A Decision-Making Master Class at #TSAConf2016
Professor Michael Roberto Shares His A+ Game with TechServe Alliance
Professor and author Michael Roberto of Bryant University
began his keynote address to the 2016 TechServe Alliance
Conference by calling upon the audience to consider an
important decision-making question: Are you capturing the
wisdom of the crowd? Sharing the data-proven example that
an audience will collectively get the right answer to a quiz
question 91% of the time, Roberto was challenging the
leaders, managers, business owners, rising stars, and
contributors of all kinds in the ballroom to consider whether
or not they accept input and welcome ideas as they make
If there is powerful wisdom in groups, how
are businesses making the most of their most
important group (employees) to improve
decision making? Are they missing
opportunities to share knowledge, challenge
norms, and welcome divergent thinking that
could inform high-impact choices? Here are
some of the many insights Roberto provided in his talk, “The Art of Critical
Decision Making,” along with tips on what a business can do better to leverage
the knowledge and experience of the many in order to make better business
According to Roberto, there are five common decision-making traps businesses
and their leaders often fall into:
- The Sunk Cost Trap - Every business will at one time or another put time,
money, and resources into an investment that they will never get back.
Perhaps it was an employee, IT system, or new service line that didn’t work
out. The decision-making problem doesn’t lie in the initial risk that was
taken, it’s that business leaders often decide to keep investing in the same
failed project. They “escalate their course of action” and double down
rather than walking away. Why? Because it is so hard to accept when
something doesn’t work out, making it an expensive trap in which many
businesses get caught.
- Confirmation Bias - People often look to data not to find new information
but to confirm what they
already believe. To
highlight this point,
Roberto pointed out the
reasons why people
choose to watch Fox News
or read the New York
Times. They want to see
their views confirmed. In
bias can keep an
organization from seeing new perspectives, opportunities, and challenges.
The question to ask is this: Are you looking to get true information or input,
or are you just asking to hear what you want to hear? As Roberto pointed
out, “Executives don’t hire yes-men and yes-women, they create them
through the climate and culture.”
- Groupthink - Offering a fascinating video examination of the groupthink
phenomenon, Robert shared this Candid Camera clip on how people can
squash their own reason and logic in favor of the group. When groupthink
occurs in a business, employees choose coherence and unity over analysis

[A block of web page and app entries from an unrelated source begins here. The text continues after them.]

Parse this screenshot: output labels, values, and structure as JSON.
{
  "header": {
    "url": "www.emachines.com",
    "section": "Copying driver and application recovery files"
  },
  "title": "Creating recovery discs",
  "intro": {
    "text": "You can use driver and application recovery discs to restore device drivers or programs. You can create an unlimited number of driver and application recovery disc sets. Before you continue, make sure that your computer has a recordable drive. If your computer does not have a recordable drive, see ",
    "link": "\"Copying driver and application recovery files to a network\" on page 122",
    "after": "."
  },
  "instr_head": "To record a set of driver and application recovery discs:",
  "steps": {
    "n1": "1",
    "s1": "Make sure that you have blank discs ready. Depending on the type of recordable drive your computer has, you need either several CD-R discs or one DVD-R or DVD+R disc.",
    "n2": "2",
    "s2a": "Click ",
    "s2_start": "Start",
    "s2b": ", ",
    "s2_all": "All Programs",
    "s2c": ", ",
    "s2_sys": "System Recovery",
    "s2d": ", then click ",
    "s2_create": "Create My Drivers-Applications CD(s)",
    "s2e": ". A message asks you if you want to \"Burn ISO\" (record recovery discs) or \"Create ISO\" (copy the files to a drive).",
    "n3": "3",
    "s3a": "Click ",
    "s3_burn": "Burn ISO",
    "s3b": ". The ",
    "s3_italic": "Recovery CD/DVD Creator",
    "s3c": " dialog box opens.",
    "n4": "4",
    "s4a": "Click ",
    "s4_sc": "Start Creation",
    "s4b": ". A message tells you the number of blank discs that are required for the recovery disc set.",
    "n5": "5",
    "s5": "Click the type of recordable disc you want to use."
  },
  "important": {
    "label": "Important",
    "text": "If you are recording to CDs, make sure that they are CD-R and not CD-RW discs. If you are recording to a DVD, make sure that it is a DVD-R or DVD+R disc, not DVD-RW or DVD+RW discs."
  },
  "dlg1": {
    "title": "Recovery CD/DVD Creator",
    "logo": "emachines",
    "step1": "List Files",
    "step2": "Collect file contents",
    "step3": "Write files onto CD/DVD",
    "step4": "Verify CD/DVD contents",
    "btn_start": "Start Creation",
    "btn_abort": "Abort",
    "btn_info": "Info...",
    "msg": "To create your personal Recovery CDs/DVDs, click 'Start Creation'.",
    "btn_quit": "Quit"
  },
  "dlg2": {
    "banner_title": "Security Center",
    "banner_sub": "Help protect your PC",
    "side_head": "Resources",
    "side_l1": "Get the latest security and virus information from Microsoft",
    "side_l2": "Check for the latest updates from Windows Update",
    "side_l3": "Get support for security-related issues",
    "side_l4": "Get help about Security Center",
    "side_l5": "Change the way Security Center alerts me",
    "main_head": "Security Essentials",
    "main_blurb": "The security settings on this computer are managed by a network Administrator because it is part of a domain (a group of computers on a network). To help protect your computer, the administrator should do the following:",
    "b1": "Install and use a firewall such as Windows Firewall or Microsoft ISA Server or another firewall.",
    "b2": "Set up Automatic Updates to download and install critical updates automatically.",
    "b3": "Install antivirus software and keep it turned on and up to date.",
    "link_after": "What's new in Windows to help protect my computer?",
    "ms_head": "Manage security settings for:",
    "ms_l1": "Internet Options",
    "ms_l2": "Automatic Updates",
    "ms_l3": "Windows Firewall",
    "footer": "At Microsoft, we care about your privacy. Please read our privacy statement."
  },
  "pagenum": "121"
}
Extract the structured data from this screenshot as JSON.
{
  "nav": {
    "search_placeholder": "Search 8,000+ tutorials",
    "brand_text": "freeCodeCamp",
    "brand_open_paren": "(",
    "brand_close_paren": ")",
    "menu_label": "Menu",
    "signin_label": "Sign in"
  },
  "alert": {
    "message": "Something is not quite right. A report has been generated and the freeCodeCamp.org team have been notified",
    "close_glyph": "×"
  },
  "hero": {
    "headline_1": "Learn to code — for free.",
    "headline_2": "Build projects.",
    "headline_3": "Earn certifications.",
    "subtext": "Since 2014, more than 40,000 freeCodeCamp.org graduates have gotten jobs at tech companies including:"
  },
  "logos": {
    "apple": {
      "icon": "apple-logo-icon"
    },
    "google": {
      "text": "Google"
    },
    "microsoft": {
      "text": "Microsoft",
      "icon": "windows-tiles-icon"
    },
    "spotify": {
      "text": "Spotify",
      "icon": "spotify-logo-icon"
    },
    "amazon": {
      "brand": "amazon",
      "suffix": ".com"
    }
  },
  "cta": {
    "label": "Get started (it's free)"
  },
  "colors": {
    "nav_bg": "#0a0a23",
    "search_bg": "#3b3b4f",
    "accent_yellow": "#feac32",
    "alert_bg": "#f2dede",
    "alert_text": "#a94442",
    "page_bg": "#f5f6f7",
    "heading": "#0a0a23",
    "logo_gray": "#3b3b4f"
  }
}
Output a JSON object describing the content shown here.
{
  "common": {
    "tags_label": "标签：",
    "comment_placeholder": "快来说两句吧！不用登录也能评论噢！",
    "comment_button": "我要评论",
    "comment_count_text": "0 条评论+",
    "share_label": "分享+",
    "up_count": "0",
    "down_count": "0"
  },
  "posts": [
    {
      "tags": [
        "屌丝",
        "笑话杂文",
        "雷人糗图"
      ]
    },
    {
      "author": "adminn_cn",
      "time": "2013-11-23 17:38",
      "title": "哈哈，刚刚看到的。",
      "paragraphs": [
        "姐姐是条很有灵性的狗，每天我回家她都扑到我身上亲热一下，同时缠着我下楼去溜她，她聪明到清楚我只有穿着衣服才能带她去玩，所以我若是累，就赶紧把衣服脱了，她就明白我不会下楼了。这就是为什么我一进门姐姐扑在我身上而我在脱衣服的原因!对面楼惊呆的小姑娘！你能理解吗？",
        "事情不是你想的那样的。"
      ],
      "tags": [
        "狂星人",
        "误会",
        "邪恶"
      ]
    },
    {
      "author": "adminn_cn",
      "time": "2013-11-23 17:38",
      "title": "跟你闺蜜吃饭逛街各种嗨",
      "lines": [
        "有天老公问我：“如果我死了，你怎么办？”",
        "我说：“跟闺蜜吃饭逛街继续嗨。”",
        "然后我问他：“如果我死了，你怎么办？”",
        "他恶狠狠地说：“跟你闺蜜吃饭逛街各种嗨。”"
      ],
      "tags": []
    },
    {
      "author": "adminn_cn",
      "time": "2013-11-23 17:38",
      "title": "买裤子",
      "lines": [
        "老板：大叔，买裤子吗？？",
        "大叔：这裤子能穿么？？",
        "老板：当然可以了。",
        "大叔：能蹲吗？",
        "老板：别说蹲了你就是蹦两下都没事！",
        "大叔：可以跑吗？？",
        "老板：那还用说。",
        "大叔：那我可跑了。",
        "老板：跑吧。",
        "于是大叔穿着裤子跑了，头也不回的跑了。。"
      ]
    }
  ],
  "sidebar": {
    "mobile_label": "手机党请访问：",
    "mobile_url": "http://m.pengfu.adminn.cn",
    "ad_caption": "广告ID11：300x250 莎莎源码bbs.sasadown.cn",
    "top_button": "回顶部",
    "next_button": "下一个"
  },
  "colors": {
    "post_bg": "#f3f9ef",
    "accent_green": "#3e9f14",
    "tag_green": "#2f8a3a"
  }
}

and critical thinking. People choose not to speak up and share diverse
perspectives in order to please the group, which means original ideas and
strategy are censored by the power of the group.
- Downplaying Ambiguous Risk - In many businesses bad news doesn’t rise
to the top. Layers of bureaucracy keep senior leaders from hearing the bad
news, or the culture supports the downplaying of risk. It’s a dangerous
state of affairs when employees are discouraged from pointing out risks or
problems, as businesses like GM, Volkswagen, and Wells Fargo can attest.
- Failure to Share Information - Citing the government’s failure to share key
information ahead of 9/11, Roberto challenged the audience to “forget
your open door policies.” Instead of waiting on people to knock on your
door with issues, problems, and challenges, he encourages managers and
leaders go out there and get them. “Be problem finders,” said Roberto.
“Don’t wait for them to come to you,” as people will not always be great at
bringing information to your attention.
The Path to Better Decisions
While awareness of those five traps is an important way to improve decision
making, Roberto had specific tips on how to avoid them and how to capture
“wisdom of the crowd” within your business.
- Build a Climate of Candor - An important way to tap into the wisdom of the
crowd is by encouraging employees to contribute without consequence.
Roberto told the audience it’s important to make your organization a place
where it is “safe to share” and where employees are encouraged to be
- Decide How to Decide - There are many techniques organizations can
employ in their decision making (get the senior leaders out of the room to
generate more ideas in early phases, suspend rules of protocol, split into
subgroups, use devil’s advocates, etc.) but a business does need to decide
how they are going to proceed. Not every approach will work for every
business culture, so find out what will work and take action.
- Manage Conflict Constructively - Conflict is not a bad thing. In fact,
embracing divergent ideas early on is important. However, Roberto pointed
out that you can use alternative perspectives in positive ways that keep
teams working together and sharing ideas. One example was to ensure that
devil’s advocates are employed to ask questions rather than to provide
critiques. If businesses can keep both civility and candor, points of conflict
can be opportunities to strengthen rather than weaken the business.
While just an hour, this keynote was a true master class in the rights and wrongs
of decision making. TechServe Alliance is grateful to Professor Roberto for his
time, his enthusiasm, his knowledge, and his lessons, and we encourage members
to share how and where his insights impact your business in the year ahead.